*ACTION ITEM*
Below are entries. Pull out all lines containing "JSON".

*Dataset rows describing interfaces*
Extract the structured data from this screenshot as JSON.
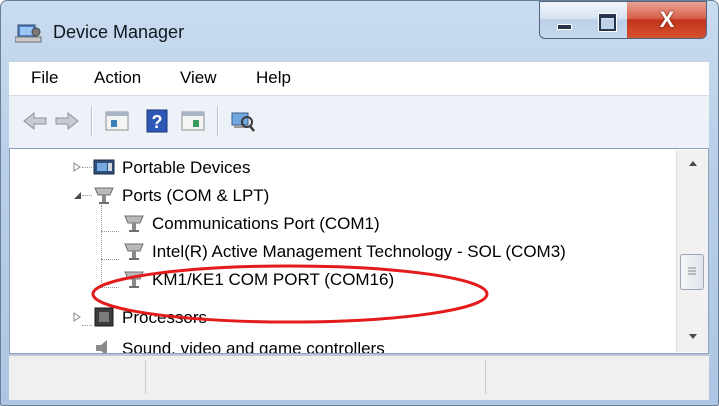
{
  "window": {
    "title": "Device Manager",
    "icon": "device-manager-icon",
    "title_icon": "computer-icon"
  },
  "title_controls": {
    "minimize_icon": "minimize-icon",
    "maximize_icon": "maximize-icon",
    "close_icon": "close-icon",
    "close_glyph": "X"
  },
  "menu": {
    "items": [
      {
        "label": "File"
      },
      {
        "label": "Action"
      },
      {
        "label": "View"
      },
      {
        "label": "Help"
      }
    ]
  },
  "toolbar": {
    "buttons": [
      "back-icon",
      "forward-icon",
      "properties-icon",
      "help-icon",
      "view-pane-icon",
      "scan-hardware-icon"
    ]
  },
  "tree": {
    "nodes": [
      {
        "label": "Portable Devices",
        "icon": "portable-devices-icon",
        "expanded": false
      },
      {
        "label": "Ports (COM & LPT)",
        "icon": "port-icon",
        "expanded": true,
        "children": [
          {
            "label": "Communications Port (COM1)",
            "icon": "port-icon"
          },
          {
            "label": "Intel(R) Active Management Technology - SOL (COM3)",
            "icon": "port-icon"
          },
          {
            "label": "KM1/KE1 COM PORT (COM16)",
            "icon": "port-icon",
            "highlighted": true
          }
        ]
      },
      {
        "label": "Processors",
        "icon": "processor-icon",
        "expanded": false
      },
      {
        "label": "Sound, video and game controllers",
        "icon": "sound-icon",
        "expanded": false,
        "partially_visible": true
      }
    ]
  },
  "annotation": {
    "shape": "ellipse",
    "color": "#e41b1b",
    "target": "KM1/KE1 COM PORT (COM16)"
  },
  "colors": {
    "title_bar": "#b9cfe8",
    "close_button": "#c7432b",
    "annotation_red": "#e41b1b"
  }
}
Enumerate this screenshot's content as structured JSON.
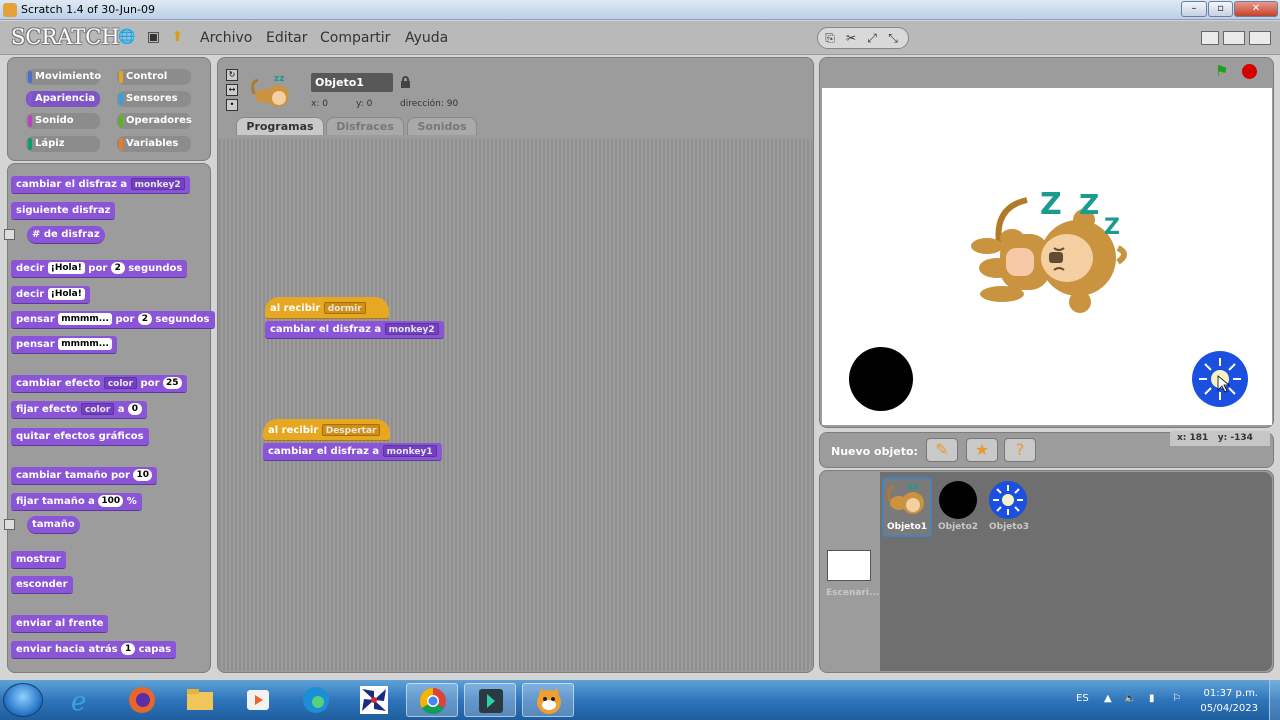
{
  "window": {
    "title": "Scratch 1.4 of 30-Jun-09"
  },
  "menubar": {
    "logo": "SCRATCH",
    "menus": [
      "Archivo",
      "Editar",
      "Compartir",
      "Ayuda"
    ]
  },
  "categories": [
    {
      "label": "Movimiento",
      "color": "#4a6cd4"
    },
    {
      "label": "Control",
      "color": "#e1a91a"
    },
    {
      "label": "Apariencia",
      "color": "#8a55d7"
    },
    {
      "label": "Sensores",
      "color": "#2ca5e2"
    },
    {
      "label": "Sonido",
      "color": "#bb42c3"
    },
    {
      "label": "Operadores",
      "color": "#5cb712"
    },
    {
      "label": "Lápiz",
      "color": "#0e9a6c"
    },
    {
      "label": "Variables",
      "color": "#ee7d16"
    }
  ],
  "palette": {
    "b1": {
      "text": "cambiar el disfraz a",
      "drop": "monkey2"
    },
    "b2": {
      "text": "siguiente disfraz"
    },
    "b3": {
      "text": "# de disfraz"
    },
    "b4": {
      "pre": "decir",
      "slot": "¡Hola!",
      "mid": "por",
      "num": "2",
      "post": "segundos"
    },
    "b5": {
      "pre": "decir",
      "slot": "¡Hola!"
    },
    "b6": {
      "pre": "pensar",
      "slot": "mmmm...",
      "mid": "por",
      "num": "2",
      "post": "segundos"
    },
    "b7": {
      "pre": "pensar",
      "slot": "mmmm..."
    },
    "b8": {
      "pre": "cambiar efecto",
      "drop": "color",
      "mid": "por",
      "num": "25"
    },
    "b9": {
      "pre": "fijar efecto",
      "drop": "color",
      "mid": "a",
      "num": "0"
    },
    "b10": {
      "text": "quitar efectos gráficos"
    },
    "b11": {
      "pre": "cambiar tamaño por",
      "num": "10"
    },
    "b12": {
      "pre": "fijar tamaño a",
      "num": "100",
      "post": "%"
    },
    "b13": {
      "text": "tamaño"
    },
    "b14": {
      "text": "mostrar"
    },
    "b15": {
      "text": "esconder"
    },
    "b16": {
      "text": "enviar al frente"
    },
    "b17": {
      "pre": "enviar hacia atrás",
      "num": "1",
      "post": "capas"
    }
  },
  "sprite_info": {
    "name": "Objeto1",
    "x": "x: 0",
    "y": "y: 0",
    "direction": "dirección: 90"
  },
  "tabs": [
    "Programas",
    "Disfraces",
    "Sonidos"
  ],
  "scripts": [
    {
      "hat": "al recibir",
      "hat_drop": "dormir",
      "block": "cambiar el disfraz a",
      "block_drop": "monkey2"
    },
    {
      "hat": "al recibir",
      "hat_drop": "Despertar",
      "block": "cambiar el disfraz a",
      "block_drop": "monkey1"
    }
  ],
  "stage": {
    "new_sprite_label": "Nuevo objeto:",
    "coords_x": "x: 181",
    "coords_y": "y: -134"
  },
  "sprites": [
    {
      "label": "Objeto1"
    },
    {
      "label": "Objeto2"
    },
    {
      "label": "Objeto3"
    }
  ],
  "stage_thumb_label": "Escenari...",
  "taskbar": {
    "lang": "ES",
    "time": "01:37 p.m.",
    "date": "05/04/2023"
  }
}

*COMPLETED TASK*
Extract the structured data from this screenshot as JSON.
Enumerate this screenshot's content as structured JSON.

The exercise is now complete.